■ **What you should do**:
Scan the listing that follows and report how many lines contain "this". Write the number alone.
● ● ● ●
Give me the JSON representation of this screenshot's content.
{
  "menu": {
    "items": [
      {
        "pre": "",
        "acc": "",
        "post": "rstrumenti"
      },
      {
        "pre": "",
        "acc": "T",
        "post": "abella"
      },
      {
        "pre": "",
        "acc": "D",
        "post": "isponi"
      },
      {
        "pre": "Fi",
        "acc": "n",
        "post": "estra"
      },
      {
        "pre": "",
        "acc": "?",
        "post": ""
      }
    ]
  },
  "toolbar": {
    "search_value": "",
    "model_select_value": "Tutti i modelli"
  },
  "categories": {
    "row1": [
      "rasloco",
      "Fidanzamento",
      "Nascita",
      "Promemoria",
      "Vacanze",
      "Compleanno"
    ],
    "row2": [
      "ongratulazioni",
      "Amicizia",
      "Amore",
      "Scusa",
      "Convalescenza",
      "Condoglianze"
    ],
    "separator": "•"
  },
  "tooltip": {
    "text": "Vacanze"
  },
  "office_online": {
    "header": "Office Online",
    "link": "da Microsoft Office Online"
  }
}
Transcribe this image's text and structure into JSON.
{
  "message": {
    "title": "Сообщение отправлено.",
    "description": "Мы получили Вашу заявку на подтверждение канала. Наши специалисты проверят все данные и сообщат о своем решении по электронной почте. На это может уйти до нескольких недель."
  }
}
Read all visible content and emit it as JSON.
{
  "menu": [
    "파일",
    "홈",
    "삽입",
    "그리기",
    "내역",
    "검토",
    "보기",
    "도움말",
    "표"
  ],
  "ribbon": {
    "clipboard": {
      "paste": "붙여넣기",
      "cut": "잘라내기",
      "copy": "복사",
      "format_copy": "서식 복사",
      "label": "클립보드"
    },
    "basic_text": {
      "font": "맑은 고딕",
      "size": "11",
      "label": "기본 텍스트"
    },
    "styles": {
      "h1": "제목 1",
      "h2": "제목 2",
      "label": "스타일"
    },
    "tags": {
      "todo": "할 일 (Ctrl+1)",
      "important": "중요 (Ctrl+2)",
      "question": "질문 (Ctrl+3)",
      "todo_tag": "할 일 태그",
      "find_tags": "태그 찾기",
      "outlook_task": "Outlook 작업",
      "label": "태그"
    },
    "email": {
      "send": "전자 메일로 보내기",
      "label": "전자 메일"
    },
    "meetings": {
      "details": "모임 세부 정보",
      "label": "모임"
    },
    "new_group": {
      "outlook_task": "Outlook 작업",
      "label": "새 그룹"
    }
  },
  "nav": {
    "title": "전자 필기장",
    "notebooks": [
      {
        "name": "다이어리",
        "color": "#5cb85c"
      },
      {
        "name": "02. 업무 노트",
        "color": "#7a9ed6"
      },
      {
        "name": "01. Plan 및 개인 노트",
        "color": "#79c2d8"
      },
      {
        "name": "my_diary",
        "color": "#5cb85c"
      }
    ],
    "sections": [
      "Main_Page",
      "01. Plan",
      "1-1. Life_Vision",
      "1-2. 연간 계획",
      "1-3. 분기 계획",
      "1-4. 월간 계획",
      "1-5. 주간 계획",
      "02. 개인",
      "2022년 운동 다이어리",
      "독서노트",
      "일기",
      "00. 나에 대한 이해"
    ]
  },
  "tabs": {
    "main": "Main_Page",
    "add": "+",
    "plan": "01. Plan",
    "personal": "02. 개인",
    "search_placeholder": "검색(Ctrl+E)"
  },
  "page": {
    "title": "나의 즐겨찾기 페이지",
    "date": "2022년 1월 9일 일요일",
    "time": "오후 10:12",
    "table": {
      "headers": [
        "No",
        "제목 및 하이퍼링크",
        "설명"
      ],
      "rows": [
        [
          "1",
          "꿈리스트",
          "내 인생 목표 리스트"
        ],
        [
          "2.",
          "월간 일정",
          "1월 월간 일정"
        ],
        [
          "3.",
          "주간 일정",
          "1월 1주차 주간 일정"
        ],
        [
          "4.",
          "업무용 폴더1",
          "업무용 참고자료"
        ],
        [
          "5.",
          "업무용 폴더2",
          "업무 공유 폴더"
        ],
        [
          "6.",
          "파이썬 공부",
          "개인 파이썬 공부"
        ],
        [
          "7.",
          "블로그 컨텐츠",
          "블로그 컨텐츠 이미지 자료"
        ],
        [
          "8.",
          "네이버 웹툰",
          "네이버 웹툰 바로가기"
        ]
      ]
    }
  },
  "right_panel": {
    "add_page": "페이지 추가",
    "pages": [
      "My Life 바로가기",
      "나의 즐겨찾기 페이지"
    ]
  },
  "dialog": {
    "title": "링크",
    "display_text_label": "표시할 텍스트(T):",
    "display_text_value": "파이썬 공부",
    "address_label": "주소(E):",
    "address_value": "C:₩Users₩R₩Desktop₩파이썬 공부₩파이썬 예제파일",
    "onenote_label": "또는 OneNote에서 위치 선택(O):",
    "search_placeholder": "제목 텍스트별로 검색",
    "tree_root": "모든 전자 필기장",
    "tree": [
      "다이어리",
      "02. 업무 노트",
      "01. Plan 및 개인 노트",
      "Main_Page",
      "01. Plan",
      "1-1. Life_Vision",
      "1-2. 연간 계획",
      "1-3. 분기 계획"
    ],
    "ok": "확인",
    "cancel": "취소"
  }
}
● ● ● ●
■ **Answer for the task**:
2